“Teachers are the way they are because of the examination system in schools. They don’t have a choice.” Professor Sugata Mitra
I agree, our examination system is ancient and horrible. Not to mention demeaning. It helps school communities to exist parallel to the ‘real world’ with the false assurance that we are preparing learners to eventually make the leap over to it.
We can talk about changing the evaluation and we will change teaching – and we need to talk about it. In the meantime, we are faced with the reality of the end of course evaluations and really? We don’t have a choice? That’s a cop-out if I ever heard one. Very easy to wash my hands of the whole matter and continue teaching irrelevant material to a roomful of bored, unchallenged, disengaged students.
When teachers tell me “I don’t have a choice but to teach the way I do”, I cringe. When they allow a test to be the sole indicator of the direction in which they will guide their students, I want to weep.
And when people talk about teachers as if they have no personal control or choice over how they teach, I want to scream.
You, Professor Sugata Mitra, have just given teachers the option, the permission, to float along and teach to tests and say it’s not my fault until the examination system gets changed. Bravo.
How can he complain? What outlet do students have to express their concerns about their teachers? What is a more appropriate method?
If they are lucky they have found an adult at their establishment that they can confide in but even then…they are being heard but what is being done?
People (in schools) do not like to hear complaints about teachers. A public school teacher is still very untouchable.

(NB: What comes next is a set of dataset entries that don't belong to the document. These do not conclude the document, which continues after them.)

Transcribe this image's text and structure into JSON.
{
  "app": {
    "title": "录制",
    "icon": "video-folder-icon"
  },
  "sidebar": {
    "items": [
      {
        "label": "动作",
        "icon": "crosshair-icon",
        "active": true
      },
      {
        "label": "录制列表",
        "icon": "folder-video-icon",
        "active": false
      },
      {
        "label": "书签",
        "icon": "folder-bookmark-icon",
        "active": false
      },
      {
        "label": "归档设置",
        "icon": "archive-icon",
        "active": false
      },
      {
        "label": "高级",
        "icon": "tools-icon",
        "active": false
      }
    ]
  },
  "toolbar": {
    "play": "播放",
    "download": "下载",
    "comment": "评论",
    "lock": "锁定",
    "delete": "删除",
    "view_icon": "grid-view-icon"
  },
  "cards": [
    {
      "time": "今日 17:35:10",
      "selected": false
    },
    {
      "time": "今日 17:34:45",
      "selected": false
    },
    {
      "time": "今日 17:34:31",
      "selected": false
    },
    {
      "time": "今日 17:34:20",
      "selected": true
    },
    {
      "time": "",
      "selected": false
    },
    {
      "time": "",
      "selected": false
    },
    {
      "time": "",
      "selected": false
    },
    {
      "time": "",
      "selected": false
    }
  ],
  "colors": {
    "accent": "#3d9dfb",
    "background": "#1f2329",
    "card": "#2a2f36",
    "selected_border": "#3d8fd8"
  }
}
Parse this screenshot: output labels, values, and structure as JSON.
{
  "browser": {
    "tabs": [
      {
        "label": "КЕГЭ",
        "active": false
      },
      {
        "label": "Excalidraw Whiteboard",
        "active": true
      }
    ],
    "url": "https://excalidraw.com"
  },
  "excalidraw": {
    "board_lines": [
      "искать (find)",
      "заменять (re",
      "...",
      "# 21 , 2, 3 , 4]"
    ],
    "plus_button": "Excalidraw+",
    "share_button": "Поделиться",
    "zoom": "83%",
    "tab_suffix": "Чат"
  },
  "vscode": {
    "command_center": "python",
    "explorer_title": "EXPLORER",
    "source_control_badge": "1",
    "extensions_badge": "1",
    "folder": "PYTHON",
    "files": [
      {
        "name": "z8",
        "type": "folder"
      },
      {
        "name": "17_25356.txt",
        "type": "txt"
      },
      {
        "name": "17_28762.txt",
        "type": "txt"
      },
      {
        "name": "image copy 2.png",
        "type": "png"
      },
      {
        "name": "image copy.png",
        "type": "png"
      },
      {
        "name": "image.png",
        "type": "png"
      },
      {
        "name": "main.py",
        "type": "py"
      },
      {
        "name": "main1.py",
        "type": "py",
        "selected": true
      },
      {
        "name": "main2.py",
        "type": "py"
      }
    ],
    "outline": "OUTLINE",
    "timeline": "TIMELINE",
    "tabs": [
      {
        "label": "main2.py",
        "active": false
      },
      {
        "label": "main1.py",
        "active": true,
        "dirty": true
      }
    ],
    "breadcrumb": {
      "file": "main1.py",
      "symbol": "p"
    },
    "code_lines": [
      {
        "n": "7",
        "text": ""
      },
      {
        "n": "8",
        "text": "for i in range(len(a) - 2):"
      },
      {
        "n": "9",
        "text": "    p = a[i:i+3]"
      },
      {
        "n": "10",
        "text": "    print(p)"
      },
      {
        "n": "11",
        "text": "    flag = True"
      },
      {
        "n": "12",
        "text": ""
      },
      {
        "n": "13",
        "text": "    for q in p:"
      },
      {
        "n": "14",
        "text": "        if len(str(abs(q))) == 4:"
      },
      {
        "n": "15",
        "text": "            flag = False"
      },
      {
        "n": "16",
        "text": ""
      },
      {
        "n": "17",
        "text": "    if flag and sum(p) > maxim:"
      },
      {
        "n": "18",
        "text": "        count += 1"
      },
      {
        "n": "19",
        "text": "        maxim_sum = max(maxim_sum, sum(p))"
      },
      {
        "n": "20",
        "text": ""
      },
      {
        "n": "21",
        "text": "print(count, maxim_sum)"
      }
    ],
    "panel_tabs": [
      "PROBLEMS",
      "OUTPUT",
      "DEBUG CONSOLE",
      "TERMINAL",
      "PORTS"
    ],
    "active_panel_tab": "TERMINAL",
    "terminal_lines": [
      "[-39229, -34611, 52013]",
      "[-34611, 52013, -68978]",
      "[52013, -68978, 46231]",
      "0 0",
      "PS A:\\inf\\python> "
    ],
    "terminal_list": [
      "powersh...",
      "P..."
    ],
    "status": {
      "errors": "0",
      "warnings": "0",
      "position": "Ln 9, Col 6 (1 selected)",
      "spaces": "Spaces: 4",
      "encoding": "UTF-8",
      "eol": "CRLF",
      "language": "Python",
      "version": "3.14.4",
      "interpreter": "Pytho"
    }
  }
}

University courses and professional development sessions always end with time for anonymous feedback to be given via evaluation forms. What if we did that in public schools? An evaluation form could certainly be adapted for different levels.
Could this help change teaching practices that don’t touch our students hearts?
I was given some homework on Friday. It was to make a short video, talking to teachers about saving time in the classroom with oral assessments. Here you go, Marc ;)
I cannot underscore the value of talking to your students for evaluative purposes. Not only is it the quickest way to evaluate individual understanding with any kind of veracity but the very act of talking with our students helps us to see them. To really see them as people, as learners, as individuals in our classrooms.